Upgraded and enhanced, Parasound has added more than ‘go-faster’ stripes onto its new phono amplifier. Paul Rigby reviews the JC 3+
This John Curl-designed phono amp is nothing if not a stickler for isolation. Everything is separated out to avoid components talking to each other, out of turn. This dual mono design has each channel contained in its own aluminium housing.
More partitions, this time of the steel variety, are used to isolate the power supply. The latter also features 47% larger power-supply filter capacitors, an upgrade from the previous JC 3 model. This has been done to add more reserve current to lessen the strain upon the phono amp as a whole. The transformer is 82% larger too which, says the company, should improve bass performance.
At the rear are the usual inputs and outputs (both sets of RCAs are supplied by Vampire), a pair of Neutrik balanced outputs, two cartridge select toggle switches and two impedance adjustment rotating knobs, a switch to turn off the front fascia illumination (a great idea) and a rocker power switch plus IEC power socket which enables a power cable upgrade if you wish.
While on the front is a power button. Oh and one final addition that I must mention. The front fascia also includes a mono switch! Huzzah!
Spanning 437 x 350 x 105mm and weighing in at 8.6kg, the JC 3+ can be yours in black or silver.
I began the sound test in unbalanced mode with Nancy Wilson’s Reach Out For Me, from the LP, Today – My Way, which is a busy track packed with orchestral strings, a subtle electric guitar and bass, numerous secondary percussion, drums and more.
I like to test solid state phono amps against my Icon Audio PS3 valve reference because it often illuminates the amp’s inherent personality and how far along the sliding scale the designer has moved towards a valve-like sound…or not. In the Parasound’s case, the latter is certainly the case. This is a solid state sound and no mistake. Although my first task, as our tests showed, was to rush for the volume knob as gain was relatively high.
In general terms, the soundstage was tight and honed which meant that Wilson’s delivery was crisp, precise and accurate. Her vocal was ‘in your face’ – some may hear it as aggressive – as she pushed her emotions square between the eyes. Because of this approach, the Parasound also emphasised the bass and secondary percussion such as tambourine and spotlighted glockenspiel strikes, giving the overall track added drive and pace.
Turning to Joy Division’s Exercise One from the album, Still. This dynamic track offered powerful lower frequencies from both drums and bass guitar which the Parasound was all over like a rash offering a dominant, forceful and exciting performance. Vocals were nothing less than haunting while the low noise design offered a clean and open presentation.

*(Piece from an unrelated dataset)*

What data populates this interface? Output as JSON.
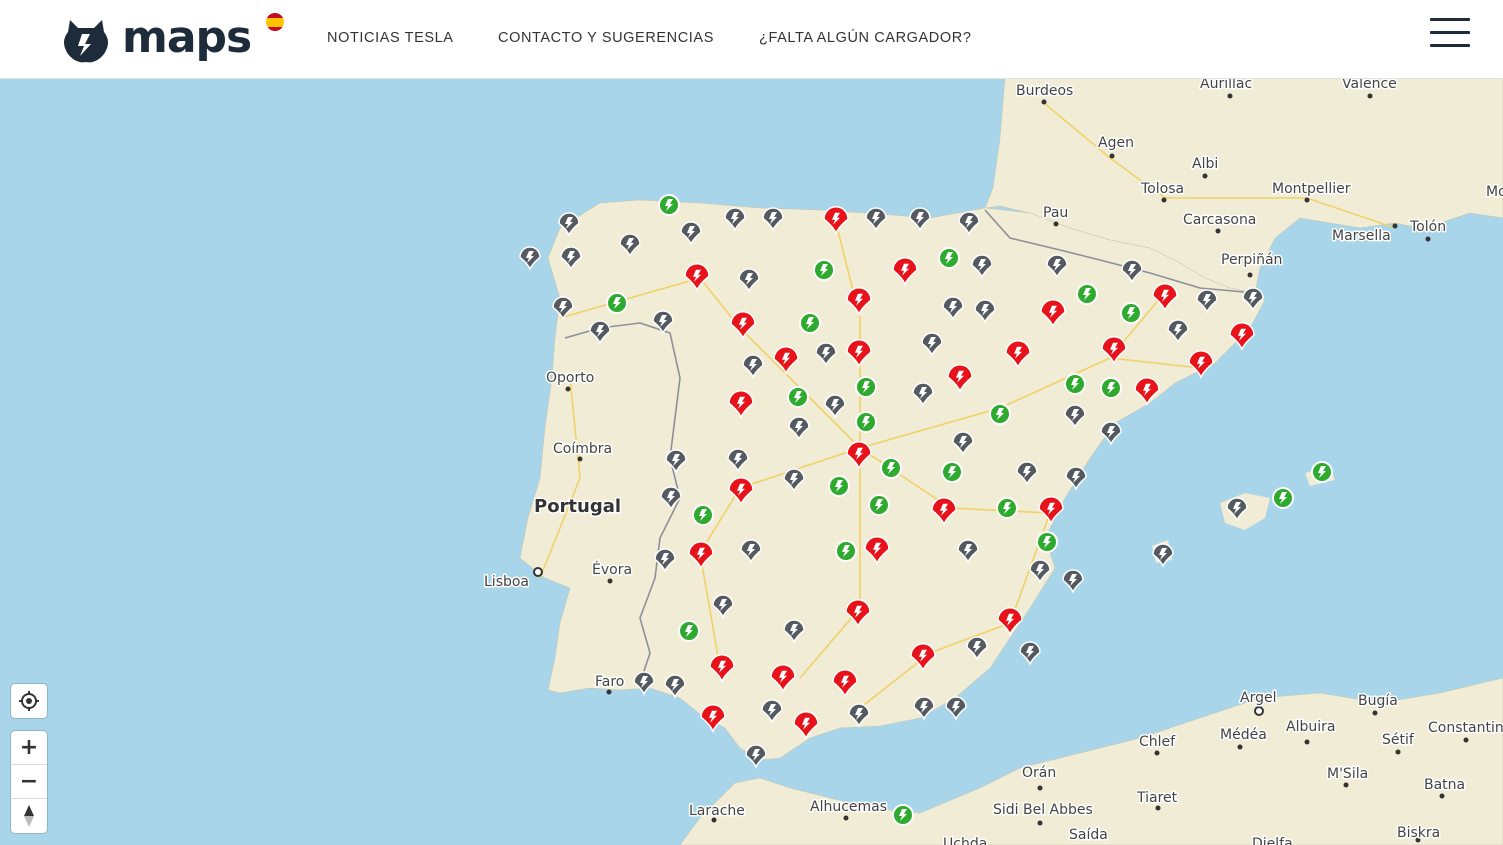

Moving to Popol Vuh’s movie soundtrack for Werner Herzog’s horror film, Nosferatu, a piece of music where the central piano is orbited by a gamut of stringed instruments. With some phono amps, this piece is rather bass light, giving a rather floaty, sometimes indistinct feel to the presentation. Not with the Parasound, its slight bass emphasis added valuable balance to the majority of the instruments. Meanwhile, many of those, including the sitar, were detailed and precise in nature. String plucking, in particular, was slightly strident, brisk and clean.
This is a powerful musical suite that benefits from the Parasound’s inherent guts and oomph, adding to the soundtrack’s epic qualities.
Turning to the balanced sockets, I reverted to the Nancy Wilson and had to leap for the volume control again because this mode is even louder than unbalanced mode! Reduced to acceptable levels, the sound output exhibited an enhanced clarity with a broadening of the soundstage and extra transparency within the upper midrange.
Although not for valve fans, even those looking for an extra touch of solid state snap, the Parasound provides a musical output with bite (sometimes a tad too much bite, perhaps?) and a resolution that is turned up to a high level, ideal for dynamic rock and big soundtracks and, for many, jazz and classical movements where detail is important. Although, for the latter genres, I would press for the balanced mode which will bring rewards in terms of extra detail and complexity.
PARASOUND JC 3+ Phono Amplifier
Tel: 01242 511133
Good: midrange precision, bass drive, clean soundstage, balanced output
Bad: strictly for solid state fans, midrange aggression
Origin Live Sovereign turntable
Origin Live Enterprise 12” arm
Miyajima Takumi cartridge
Icon Audio PS3 phonostage
Aesthetix Calypso pre-amp
Icon Audio MB 845 Mk.II monoblocks
Quad ESL-57 speakers with One Thing mods
Vertex AQ & Atlas cabling
Tony7th April 2018 at 1:47 am
I just added a JC3+ to my system and am just all smiles. I didn’t have a chance to audition, and relied only on images, specs and reviews. As Ron from “new record day” put it—here is the record. I researched every phonostage across valve and solid state, and was a little skeptical when parasound topped the list. After more research I decided WTH… let’s just say I’m glad I did!!!
Paul Rigby7th April 2018 at 11:40 am
Glad you’re happy with the Parasound, Tony. I hope to review more of its products in the near future.